When we talk about sugar most of us think of the obvious culprits like cookies, chocolates, ice cream, sodas, etc. These are loaded with the stuff but if it’s the less suspected foods that may be doing the most damage, because we eat them regularly. Items such as peanut butter, soups, processed meats, sauces, marinades, crackers, bread, and others that make up a part of our regular daily diet. These foods are also heavily laden with it although it can be harder to identify under names such as high fructose corn syrup, barley malt, dextrose, rice syrup and more. Foods such as honey and agave nectar are promoted as healthier alternatives, but don’t fool yourself, these are sugars and they get the same response when ingested.
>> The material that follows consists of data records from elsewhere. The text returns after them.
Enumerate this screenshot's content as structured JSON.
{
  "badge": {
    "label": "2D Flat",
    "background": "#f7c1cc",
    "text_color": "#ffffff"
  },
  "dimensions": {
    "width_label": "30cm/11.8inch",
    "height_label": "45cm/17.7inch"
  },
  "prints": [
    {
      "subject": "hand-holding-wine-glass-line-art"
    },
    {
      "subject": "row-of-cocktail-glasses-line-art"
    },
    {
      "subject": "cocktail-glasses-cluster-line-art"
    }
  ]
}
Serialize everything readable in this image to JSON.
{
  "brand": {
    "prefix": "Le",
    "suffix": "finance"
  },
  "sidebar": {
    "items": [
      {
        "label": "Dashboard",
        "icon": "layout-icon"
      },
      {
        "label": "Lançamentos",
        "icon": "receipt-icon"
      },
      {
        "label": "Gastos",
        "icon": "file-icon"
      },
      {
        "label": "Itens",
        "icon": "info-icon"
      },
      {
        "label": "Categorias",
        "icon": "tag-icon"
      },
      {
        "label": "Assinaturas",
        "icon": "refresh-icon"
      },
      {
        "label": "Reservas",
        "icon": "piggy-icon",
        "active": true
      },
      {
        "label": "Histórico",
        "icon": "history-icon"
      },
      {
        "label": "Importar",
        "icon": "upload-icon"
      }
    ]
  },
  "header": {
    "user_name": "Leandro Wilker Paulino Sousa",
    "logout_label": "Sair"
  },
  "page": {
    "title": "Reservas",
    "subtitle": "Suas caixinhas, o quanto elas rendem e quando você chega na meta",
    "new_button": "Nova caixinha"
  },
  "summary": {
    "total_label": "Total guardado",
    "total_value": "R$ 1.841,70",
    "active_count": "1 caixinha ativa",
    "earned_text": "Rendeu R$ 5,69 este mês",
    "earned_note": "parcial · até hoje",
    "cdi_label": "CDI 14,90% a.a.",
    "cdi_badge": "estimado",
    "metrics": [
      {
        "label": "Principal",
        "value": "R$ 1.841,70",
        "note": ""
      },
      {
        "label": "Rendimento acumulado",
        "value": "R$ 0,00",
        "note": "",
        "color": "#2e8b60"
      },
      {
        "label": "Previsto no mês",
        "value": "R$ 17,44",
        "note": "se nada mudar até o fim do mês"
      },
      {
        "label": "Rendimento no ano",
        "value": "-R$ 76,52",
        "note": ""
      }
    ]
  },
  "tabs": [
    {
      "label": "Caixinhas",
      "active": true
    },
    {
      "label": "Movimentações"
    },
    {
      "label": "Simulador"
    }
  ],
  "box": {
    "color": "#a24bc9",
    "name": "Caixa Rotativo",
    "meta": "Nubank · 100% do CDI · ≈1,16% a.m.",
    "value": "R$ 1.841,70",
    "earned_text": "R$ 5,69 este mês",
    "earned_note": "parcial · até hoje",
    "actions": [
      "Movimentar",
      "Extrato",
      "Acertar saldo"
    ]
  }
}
Now many will say yes of course sugar is unhealthy but to compare it to a drug may be a bit over the top, don’t you think? Here is what we do know. Sugar induces the same responses in the part of the brain that is known as the “reward center” as nicotine, cocaine, heroin and alcohol. Similar to these more recognized drugs it stimulates the release of dopamine, and similarly the more we “use” it the less dopamine the body releases naturally, so we need a bigger dose to the get the same “feel-good” response. One reason we may not consider it a drug is because there doesn’t seem to be any immediate behavioral changes associated with its ingestion, although have too much of it at once and even that goes out the window.

Side-effects we may not notice in the short-term, however, become very obvious in the long-term.  When sugar is ingested it is released into the blood-stream. In response the body releases insulin which triggers certain cells to take-up the sugar and store it for later use. The amount of insulin released is in direct relationship to the amount of sugar in the blood. Over a long period however, these insulin receptors can become resistant. Think of it like this: you walk into a perfume shop and you’re immediately overwhelmed by the concentrations of smells, but after a few minutes you don’t notice it at all. Insulin receptors on cells act the same way, so when they’ve been flushed over repeatedly with insulin, over time, they become less sensitive to the hormone and can eventually become insulin resistant and now you have type 2 diabetes, and perhaps obesity too. This combo tends to lead to hypertension which is correlated with a higher risk of heart disease, cancer and strokes, and possibly dementia and Alzheimers. These are serious illnesses and I don’t think it’s coincidence that they’re more prevalent today, the same time we have more access to sugar than ever.

How much is too much? Nobody can say, because we don’t have any studies that can single sugar out as the culprit. If you get people off a diet of processed foods loaded with sugars and their health markers go in a positive direction there are a lot of reasons you could explain the results. Sugar is one but it’s by no means the definitive reason. It is for that reason that we’re suggesting trying to go 1 month with no added sugar in February. One month is enough time to feel the immediate effects so at least going forward you can make informed decision about how much is too much for you, and it will bring greater awareness to how much of your daily diet actually contains sugar. Stay tuned for more details!